START Record set
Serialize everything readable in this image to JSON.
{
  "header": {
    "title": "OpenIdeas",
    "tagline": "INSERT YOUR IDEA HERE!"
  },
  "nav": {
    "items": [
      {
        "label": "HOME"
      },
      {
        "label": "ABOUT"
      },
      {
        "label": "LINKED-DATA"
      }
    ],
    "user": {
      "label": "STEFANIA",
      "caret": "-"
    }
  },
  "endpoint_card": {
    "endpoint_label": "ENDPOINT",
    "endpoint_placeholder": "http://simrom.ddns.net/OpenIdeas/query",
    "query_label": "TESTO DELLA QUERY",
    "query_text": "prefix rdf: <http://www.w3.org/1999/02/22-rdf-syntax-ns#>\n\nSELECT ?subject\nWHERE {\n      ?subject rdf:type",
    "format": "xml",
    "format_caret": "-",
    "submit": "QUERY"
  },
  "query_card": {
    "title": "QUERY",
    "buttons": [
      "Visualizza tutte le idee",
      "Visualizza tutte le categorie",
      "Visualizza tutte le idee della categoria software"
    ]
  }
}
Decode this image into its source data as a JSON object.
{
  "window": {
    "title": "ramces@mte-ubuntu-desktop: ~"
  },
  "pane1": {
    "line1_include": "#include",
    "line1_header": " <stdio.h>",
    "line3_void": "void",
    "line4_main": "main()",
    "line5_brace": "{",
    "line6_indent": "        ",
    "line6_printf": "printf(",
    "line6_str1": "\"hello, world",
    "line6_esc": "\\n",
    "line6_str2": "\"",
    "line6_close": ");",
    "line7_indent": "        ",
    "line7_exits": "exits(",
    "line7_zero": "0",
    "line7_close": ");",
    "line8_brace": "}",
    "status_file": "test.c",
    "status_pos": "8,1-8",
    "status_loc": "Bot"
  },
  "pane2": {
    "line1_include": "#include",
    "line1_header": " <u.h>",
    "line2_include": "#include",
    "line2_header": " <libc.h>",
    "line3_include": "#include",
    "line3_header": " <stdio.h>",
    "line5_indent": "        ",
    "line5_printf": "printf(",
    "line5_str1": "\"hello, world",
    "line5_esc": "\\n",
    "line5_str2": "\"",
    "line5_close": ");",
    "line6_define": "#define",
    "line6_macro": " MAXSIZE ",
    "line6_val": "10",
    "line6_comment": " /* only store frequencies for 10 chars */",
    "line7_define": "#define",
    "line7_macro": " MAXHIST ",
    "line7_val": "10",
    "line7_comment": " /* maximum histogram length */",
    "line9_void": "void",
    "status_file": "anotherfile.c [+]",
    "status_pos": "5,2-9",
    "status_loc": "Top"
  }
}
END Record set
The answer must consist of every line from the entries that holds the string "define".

- **Result for this exercise**
    "line6_define": "#define",
    "line7_define": "#define",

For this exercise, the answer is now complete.